DESCRIPTION OF THE TASK
Could you repeat the whole listing below exactly as it stands?

"""

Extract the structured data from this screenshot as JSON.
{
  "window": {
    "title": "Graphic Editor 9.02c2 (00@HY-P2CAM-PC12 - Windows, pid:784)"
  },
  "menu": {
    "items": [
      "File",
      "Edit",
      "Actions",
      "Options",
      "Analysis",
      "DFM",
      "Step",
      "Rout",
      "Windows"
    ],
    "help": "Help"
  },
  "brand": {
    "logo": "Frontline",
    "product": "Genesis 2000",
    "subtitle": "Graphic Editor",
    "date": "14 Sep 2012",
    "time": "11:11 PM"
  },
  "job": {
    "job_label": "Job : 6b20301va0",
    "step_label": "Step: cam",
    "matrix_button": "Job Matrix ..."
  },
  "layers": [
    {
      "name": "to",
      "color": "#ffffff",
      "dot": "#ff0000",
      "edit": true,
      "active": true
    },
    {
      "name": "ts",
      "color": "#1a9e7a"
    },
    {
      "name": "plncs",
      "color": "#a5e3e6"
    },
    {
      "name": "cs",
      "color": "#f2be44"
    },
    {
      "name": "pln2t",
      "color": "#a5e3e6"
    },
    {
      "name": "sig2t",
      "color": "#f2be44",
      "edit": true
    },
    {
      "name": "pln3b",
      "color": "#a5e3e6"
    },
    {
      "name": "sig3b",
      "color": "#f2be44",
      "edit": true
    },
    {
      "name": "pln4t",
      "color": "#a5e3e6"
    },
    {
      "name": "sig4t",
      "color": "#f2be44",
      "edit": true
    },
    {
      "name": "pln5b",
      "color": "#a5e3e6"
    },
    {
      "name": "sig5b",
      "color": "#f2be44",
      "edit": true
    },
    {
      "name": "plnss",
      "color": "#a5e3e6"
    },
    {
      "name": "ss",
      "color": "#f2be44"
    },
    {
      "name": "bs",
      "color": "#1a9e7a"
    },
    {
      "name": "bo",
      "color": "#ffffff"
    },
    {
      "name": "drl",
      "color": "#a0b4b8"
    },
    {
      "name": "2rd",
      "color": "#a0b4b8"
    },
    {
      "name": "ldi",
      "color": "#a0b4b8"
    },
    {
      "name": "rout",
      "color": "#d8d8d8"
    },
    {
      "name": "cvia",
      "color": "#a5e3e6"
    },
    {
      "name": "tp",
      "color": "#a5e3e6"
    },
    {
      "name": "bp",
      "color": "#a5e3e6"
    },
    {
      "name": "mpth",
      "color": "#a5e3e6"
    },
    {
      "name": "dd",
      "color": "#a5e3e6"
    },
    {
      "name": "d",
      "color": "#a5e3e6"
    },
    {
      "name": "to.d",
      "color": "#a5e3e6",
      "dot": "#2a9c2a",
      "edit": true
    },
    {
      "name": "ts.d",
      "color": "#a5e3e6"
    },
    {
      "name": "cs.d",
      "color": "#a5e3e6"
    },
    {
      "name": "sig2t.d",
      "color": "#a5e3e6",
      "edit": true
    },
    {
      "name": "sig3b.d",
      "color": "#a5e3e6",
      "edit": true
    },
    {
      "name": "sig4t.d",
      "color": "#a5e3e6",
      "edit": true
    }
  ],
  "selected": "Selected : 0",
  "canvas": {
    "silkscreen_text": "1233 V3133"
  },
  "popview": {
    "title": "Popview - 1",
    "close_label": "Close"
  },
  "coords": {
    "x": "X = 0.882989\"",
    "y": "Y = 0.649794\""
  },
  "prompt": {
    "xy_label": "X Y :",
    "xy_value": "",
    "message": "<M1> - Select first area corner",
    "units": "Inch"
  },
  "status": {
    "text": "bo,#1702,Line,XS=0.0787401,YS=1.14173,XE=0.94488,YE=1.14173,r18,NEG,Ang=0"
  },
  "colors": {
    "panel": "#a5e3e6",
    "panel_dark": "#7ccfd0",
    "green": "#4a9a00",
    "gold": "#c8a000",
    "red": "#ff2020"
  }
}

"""

SOLUTION FOR THIS TASK
Extract the structured data from this screenshot as JSON.
{
  "window": {
    "title": "Graphic Editor 9.02c2 (00@HY-P2CAM-PC12 - Windows, pid:784)"
  },
  "menu": {
    "items": [
      "File",
      "Edit",
      "Actions",
      "Options",
      "Analysis",
      "DFM",
      "Step",
      "Rout",
      "Windows"
    ],
    "help": "Help"
  },
  "brand": {
    "logo": "Frontline",
    "product": "Genesis 2000",
    "subtitle": "Graphic Editor",
    "date": "14 Sep 2012",
    "time": "11:11 PM"
  },
  "job": {
    "job_label": "Job : 6b20301va0",
    "step_label": "Step: cam",
    "matrix_button": "Job Matrix ..."
  },
  "layers": [
    {
      "name": "to",
      "color": "#ffffff",
      "dot": "#ff0000",
      "edit": true,
      "active": true
    },
    {
      "name": "ts",
      "color": "#1a9e7a"
    },
    {
      "name": "plncs",
      "color": "#a5e3e6"
    },
    {
      "name": "cs",
      "color": "#f2be44"
    },
    {
      "name": "pln2t",
      "color": "#a5e3e6"
    },
    {
      "name": "sig2t",
      "color": "#f2be44",
      "edit": true
    },
    {
      "name": "pln3b",
      "color": "#a5e3e6"
    },
    {
      "name": "sig3b",
      "color": "#f2be44",
      "edit": true
    },
    {
      "name": "pln4t",
      "color": "#a5e3e6"
    },
    {
      "name": "sig4t",
      "color": "#f2be44",
      "edit": true
    },
    {
      "name": "pln5b",
      "color": "#a5e3e6"
    },
    {
      "name": "sig5b",
      "color": "#f2be44",
      "edit": true
    },
    {
      "name": "plnss",
      "color": "#a5e3e6"
    },
    {
      "name": "ss",
      "color": "#f2be44"
    },
    {
      "name": "bs",
      "color": "#1a9e7a"
    },
    {
      "name": "bo",
      "color": "#ffffff"
    },
    {
      "name": "drl",
      "color": "#a0b4b8"
    },
    {
      "name": "2rd",
      "color": "#a0b4b8"
    },
    {
      "name": "ldi",
      "color": "#a0b4b8"
    },
    {
      "name": "rout",
      "color": "#d8d8d8"
    },
    {
      "name": "cvia",
      "color": "#a5e3e6"
    },
    {
      "name": "tp",
      "color": "#a5e3e6"
    },
    {
      "name": "bp",
      "color": "#a5e3e6"
    },
    {
      "name": "mpth",
      "color": "#a5e3e6"
    },
    {
      "name": "dd",
      "color": "#a5e3e6"
    },
    {
      "name": "d",
      "color": "#a5e3e6"
    },
    {
      "name": "to.d",
      "color": "#a5e3e6",
      "dot": "#2a9c2a",
      "edit": true
    },
    {
      "name": "ts.d",
      "color": "#a5e3e6"
    },
    {
      "name": "cs.d",
      "color": "#a5e3e6"
    },
    {
      "name": "sig2t.d",
      "color": "#a5e3e6",
      "edit": true
    },
    {
      "name": "sig3b.d",
      "color": "#a5e3e6",
      "edit": true
    },
    {
      "name": "sig4t.d",
      "color": "#a5e3e6",
      "edit": true
    }
  ],
  "selected": "Selected : 0",
  "canvas": {
    "silkscreen_text": "1233 V3133"
  },
  "popview": {
    "title": "Popview - 1",
    "close_label": "Close"
  },
  "coords": {
    "x": "X = 0.882989\"",
    "y": "Y = 0.649794\""
  },
  "prompt": {
    "xy_label": "X Y :",
    "xy_value": "",
    "message": "<M1> - Select first area corner",
    "units": "Inch"
  },
  "status": {
    "text": "bo,#1702,Line,XS=0.0787401,YS=1.14173,XE=0.94488,YE=1.14173,r18,NEG,Ang=0"
  },
  "colors": {
    "panel": "#a5e3e6",
    "panel_dark": "#7ccfd0",
    "green": "#4a9a00",
    "gold": "#c8a000",
    "red": "#ff2020"
  }
}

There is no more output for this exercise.